Your answer must consist of every line from the data below that includes the word "đồng".

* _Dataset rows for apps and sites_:
■ ■ ■ ■

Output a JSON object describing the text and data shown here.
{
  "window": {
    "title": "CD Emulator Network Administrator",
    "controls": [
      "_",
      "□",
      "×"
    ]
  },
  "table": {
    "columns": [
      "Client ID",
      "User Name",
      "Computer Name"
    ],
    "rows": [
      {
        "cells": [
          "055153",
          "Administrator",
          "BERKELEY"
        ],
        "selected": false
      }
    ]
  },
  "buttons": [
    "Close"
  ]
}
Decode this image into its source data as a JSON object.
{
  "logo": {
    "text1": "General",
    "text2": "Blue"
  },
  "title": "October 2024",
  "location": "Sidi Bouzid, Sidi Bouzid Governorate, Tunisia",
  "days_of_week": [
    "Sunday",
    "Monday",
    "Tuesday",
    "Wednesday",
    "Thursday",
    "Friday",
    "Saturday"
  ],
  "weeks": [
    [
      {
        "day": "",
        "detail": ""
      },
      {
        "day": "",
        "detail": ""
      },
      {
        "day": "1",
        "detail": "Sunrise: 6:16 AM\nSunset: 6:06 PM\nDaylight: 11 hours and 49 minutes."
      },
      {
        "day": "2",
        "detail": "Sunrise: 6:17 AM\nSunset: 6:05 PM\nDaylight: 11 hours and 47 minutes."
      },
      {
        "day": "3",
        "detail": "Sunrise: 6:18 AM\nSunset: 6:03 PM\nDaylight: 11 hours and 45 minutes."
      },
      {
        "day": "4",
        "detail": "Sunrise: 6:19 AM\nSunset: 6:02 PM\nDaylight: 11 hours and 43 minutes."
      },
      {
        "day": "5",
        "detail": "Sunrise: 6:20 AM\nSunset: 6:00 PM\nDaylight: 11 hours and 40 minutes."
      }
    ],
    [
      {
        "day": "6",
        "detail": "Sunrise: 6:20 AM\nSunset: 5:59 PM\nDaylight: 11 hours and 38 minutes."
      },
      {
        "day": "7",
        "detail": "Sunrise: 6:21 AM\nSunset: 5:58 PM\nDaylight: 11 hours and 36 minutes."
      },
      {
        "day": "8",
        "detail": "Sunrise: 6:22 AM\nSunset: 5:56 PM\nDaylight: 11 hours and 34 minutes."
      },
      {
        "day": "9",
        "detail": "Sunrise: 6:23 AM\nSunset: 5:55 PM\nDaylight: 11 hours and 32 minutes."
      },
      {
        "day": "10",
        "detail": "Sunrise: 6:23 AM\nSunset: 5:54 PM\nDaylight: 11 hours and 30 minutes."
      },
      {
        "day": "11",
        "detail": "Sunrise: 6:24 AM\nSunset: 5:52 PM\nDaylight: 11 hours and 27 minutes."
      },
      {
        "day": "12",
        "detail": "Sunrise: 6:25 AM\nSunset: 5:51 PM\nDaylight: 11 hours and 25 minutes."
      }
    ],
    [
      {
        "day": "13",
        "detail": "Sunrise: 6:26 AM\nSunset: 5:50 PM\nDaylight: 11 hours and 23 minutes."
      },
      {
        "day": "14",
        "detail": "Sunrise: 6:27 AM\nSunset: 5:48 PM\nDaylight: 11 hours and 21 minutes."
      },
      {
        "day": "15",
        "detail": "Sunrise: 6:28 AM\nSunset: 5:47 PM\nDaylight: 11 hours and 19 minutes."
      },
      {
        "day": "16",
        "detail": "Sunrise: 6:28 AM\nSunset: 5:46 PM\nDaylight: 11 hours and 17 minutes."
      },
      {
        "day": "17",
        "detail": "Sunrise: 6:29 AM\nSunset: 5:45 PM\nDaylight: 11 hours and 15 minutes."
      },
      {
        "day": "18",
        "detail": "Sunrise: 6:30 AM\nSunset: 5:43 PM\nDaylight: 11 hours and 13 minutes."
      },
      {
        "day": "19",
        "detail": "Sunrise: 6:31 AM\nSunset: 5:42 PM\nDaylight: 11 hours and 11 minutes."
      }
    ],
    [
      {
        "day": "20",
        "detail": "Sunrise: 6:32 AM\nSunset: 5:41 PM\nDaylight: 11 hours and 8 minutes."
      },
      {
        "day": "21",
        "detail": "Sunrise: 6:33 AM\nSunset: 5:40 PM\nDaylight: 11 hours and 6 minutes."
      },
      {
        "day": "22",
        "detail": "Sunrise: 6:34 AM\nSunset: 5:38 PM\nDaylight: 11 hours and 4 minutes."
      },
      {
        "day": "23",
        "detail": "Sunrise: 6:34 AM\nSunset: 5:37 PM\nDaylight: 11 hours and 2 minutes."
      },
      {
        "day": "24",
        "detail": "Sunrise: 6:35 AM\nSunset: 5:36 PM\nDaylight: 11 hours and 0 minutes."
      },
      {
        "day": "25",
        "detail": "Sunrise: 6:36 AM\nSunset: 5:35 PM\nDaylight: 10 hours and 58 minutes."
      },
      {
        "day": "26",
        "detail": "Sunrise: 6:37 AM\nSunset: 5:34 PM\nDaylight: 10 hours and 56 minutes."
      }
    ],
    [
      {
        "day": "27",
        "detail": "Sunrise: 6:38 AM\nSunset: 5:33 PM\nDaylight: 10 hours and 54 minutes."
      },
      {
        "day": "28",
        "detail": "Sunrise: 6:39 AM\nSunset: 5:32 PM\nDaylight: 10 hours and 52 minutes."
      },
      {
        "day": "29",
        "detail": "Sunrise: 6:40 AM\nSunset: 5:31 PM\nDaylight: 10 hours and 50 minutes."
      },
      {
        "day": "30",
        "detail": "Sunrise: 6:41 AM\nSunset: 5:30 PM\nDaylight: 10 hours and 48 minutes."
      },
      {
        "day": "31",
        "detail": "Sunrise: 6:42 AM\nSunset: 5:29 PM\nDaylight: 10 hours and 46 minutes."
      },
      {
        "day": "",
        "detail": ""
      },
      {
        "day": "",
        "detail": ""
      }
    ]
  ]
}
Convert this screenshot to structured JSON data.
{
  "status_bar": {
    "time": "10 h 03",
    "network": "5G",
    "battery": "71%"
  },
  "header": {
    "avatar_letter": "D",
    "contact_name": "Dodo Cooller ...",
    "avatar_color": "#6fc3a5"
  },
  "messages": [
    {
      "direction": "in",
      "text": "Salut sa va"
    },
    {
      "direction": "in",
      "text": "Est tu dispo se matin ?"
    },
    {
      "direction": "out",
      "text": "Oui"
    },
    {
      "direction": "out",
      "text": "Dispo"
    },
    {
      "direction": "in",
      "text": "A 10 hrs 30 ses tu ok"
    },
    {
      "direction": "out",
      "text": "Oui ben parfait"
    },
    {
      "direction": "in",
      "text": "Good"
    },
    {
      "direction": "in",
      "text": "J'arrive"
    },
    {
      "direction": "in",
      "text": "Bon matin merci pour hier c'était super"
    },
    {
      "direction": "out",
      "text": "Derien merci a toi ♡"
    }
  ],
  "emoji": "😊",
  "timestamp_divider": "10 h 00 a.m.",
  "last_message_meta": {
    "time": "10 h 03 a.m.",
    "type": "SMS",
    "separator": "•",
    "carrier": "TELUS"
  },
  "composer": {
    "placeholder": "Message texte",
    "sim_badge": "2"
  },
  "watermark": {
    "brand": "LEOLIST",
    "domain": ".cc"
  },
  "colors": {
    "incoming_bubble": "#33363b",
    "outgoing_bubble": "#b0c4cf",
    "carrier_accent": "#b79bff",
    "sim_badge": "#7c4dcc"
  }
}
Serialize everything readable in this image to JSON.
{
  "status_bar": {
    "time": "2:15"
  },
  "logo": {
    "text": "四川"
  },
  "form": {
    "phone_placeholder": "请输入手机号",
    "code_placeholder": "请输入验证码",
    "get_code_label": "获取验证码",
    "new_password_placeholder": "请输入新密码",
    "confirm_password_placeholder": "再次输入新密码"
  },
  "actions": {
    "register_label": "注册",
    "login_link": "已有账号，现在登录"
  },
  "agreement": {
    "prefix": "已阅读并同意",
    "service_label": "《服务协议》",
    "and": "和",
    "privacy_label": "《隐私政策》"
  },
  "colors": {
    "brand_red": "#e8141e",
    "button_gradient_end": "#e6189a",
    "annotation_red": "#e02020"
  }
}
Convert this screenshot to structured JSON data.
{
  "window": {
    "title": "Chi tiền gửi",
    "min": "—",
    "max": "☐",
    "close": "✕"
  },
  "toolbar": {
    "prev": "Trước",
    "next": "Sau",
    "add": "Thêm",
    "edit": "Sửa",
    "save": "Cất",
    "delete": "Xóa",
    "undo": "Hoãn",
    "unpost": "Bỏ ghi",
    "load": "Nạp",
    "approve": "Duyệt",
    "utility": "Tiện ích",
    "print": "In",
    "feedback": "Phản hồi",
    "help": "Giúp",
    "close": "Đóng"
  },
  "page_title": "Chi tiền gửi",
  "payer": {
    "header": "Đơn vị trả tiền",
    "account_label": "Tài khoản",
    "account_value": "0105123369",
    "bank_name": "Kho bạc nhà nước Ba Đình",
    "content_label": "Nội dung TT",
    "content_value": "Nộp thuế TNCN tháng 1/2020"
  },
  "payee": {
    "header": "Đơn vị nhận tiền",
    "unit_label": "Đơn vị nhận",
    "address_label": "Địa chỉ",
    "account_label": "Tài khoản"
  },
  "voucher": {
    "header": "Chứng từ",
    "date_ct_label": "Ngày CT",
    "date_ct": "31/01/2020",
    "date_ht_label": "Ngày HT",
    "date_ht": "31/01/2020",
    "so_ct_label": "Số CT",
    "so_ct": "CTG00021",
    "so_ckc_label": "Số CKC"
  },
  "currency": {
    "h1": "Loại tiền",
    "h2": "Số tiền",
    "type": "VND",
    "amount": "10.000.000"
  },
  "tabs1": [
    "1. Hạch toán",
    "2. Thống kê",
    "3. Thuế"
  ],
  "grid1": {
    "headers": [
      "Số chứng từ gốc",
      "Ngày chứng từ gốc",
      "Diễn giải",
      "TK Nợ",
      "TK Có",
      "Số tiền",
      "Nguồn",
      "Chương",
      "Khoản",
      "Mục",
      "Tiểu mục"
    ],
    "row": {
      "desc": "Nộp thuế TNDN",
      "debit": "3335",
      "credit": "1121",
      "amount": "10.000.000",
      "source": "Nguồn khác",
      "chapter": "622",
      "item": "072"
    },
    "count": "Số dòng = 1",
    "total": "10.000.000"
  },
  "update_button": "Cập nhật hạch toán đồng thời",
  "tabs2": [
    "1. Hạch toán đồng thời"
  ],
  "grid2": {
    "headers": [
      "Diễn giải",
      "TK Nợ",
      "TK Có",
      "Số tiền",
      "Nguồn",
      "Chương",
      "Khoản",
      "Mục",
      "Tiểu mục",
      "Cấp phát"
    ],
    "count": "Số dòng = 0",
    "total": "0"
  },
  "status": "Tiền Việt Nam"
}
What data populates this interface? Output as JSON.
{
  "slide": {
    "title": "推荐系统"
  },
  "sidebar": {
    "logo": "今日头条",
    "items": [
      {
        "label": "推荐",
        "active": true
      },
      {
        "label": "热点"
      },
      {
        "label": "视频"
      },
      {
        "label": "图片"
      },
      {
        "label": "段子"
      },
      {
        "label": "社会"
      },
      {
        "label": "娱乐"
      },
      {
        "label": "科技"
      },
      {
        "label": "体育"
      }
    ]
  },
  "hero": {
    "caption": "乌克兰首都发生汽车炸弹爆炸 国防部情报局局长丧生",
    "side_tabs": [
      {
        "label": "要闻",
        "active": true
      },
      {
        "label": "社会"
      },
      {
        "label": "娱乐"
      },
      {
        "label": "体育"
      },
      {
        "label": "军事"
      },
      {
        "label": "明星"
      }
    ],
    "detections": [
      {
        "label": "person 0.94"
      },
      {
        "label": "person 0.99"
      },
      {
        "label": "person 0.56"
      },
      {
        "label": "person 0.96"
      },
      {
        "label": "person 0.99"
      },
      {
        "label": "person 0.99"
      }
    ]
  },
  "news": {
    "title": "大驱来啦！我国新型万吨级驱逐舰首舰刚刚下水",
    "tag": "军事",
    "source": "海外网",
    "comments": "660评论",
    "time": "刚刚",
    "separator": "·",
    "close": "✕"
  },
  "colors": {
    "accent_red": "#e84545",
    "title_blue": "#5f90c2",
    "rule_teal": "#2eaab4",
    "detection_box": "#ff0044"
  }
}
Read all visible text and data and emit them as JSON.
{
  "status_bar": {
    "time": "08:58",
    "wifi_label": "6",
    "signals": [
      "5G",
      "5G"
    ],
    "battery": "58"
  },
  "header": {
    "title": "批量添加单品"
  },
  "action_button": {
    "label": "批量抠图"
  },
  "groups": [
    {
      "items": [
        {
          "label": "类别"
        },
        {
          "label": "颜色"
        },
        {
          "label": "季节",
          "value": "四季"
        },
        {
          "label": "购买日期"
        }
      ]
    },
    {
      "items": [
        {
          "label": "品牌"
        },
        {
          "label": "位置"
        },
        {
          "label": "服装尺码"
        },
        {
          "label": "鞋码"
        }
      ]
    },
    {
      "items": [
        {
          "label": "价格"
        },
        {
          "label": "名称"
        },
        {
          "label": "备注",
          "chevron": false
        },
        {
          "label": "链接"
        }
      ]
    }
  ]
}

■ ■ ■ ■

* _PROBLEM SOLUTION_:
  "update_button": "Cập nhật hạch toán đồng thời",
    "1. Hạch toán đồng thời"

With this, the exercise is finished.